Type 1 diabetes is a chronic disease that requires life-long treatment which includes dietary restrictions, medication and insulin. Type 2 (non-insulin dependent) diabetes is more common, far less deadly, and usually develops during mid- to late-adulthood. Late-onset Type 2 diabetes develops, in most cases, due to aging and poor diet. Here we're mostly talking about Type 1.
There is actually little difference between what diabetics and nondiabetics are supposed to eat. According to dieticians, both should choose variety-packed meals that are well-balanced, low in fat and sugar. Each meal should contain a source of protein, starch and about two servings of vegetables. Both diets should also be flexible enough to allow for occasional treats enjoyed in moderation.
The key difference is that people living with diabetes have to monitor what they eat more closely.

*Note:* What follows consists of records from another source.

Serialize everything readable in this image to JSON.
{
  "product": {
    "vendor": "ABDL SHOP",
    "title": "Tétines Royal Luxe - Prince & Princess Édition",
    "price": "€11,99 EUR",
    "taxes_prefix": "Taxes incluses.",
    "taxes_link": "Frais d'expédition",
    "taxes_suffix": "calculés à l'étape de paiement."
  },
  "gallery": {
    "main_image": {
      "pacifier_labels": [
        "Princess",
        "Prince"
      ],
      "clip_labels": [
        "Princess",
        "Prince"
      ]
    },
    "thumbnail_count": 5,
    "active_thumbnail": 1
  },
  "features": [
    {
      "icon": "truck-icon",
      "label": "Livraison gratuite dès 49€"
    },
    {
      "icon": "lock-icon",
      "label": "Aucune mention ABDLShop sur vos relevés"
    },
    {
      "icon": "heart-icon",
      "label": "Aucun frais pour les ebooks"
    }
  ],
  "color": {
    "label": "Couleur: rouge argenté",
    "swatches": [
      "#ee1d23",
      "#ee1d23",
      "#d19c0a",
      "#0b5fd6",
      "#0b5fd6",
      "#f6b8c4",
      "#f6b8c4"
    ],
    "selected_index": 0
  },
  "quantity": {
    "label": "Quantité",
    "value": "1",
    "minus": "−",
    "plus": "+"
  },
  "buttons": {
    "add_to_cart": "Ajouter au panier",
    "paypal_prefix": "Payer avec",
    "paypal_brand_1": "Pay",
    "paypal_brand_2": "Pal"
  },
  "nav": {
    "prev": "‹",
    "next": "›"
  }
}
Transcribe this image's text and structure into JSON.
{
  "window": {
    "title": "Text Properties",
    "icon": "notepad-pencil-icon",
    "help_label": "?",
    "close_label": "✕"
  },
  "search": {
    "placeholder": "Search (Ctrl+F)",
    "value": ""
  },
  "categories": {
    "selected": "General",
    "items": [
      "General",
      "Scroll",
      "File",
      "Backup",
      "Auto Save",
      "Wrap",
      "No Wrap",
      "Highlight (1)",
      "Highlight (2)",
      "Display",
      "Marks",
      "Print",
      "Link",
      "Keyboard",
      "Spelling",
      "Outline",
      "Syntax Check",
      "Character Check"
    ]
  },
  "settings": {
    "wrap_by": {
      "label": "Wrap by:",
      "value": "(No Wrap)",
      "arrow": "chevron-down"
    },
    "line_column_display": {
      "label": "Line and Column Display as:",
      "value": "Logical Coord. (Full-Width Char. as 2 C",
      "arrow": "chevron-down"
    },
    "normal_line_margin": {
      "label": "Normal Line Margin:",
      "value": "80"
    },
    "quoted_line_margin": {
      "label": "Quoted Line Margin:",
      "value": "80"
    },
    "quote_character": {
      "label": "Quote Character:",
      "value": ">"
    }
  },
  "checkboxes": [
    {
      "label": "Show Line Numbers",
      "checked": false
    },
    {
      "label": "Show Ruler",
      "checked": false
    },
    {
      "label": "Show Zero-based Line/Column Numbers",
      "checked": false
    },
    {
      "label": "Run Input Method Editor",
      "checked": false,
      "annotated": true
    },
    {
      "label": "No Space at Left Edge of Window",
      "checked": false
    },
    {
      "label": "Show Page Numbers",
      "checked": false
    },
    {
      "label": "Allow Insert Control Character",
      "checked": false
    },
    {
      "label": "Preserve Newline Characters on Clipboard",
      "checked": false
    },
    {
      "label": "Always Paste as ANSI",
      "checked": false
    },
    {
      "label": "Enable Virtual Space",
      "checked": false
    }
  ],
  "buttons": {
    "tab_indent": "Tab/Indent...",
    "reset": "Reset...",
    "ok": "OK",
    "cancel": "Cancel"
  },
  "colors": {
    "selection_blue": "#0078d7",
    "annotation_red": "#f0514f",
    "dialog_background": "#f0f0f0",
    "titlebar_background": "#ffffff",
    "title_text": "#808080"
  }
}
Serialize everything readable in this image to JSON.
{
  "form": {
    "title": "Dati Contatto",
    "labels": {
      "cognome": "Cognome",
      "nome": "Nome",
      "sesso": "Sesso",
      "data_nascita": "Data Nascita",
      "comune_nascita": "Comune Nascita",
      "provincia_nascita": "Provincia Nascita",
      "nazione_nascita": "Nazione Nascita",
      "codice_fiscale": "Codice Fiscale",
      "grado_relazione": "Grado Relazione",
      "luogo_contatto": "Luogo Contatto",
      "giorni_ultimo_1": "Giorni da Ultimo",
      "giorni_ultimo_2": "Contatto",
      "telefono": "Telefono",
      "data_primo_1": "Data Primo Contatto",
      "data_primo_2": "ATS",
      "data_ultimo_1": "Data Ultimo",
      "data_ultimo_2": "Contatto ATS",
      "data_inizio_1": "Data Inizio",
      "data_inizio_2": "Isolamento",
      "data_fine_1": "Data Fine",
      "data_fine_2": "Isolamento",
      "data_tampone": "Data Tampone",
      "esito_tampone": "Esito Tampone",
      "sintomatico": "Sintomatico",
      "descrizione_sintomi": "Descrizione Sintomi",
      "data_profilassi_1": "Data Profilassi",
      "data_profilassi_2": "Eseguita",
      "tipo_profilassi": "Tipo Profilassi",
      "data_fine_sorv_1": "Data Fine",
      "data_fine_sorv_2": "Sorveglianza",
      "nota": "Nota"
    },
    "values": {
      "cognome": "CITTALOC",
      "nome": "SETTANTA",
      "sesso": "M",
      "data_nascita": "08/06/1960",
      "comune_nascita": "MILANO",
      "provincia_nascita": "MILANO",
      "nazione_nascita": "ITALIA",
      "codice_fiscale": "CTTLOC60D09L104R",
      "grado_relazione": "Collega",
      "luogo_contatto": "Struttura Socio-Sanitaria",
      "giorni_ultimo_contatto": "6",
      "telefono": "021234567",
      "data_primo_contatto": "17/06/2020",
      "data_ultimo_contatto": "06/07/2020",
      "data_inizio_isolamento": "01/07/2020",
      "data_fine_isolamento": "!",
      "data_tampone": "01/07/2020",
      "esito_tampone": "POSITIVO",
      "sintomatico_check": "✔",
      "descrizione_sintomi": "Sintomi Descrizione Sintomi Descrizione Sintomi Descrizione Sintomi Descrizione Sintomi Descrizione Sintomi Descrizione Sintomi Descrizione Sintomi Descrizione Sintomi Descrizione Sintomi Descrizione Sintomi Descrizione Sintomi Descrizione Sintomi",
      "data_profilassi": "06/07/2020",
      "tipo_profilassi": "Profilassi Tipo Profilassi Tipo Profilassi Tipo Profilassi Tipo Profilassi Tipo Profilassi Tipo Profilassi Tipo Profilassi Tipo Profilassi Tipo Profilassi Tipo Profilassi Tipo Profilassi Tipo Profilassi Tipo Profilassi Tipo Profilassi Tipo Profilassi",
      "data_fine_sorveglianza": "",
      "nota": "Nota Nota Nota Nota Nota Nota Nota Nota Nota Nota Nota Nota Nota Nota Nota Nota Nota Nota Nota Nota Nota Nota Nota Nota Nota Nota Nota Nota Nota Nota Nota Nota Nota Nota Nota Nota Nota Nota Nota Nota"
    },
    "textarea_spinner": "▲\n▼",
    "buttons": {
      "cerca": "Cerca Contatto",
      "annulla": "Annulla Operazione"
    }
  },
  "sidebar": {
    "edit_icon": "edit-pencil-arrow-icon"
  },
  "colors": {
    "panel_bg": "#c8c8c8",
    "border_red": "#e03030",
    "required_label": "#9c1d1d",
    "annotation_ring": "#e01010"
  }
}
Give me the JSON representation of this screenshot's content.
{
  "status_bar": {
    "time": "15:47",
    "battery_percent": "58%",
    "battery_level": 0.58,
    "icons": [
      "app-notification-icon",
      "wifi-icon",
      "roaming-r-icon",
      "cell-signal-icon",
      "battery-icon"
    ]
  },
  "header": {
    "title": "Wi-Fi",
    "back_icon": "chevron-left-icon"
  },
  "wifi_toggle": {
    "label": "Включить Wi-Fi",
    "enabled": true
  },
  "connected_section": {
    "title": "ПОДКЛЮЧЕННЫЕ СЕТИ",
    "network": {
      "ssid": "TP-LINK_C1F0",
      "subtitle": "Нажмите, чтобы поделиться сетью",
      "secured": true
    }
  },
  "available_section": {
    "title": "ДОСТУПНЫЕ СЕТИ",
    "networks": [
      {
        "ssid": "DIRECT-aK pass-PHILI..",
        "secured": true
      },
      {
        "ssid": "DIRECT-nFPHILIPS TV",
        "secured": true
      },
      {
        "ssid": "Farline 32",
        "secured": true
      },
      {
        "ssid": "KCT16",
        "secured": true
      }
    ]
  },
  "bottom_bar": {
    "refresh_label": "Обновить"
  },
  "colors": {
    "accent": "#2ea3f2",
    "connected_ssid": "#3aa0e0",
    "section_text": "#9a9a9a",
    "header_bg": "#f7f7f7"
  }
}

Carbohydrates (found in starchy and sugary foods) elevate blood glucose (or blood sugar) levels, which require insulin (the stuff diabetics are short on) to be processed by the body. In many cases, passing up on carbohydrate-rich foods like chocolate cake isn't necessary as long as the eater takes an after-dinner walk to stave off weight gain (like we all should),cuts back on carbohydrates from other parts of his or her meal and/or adjusts his or her dose of insulin. To determine how much supplemental insulin is needed throughout the day, many diabetics take carbohydrate tallies at each meal. Even though counting carbs isn't necessary for everyone, all diabetics should pay close attention to what and when they eat to avoid health complications.
Of course, knowing how certain foods affect blood glucose levels and then matching meals with medication doses can be confusing. Diabetics, especially those who have been recently diagnosed, can benefit from teaming up with a nutritionist or registered dietitian who will provide information and advice to prevent most major complications. In addition, they can prepare tailor-made recipes and menu ideas to help curb "diabetic food boredom" that results from repeatedly eating the same perceived "safe" foods.
If you're not sure where to get nutritional counseling, The American Dietetic Association provides free literature and local doctor referrals. Call them at (800) 366-1655 or log onto www.eatright.org. You'll also want to check out the American Diabetic Association for health news, tips, recipes and referrals at (800)342-2383, or log onto their excellent website at www.diabetes.org. The Directory of Diabetes Education Services in New Mexico is an invaluable and exhaustive resource of diabetic services (some of them free) and support groups listed by county or pueblo. Log onto www.laplaza.org/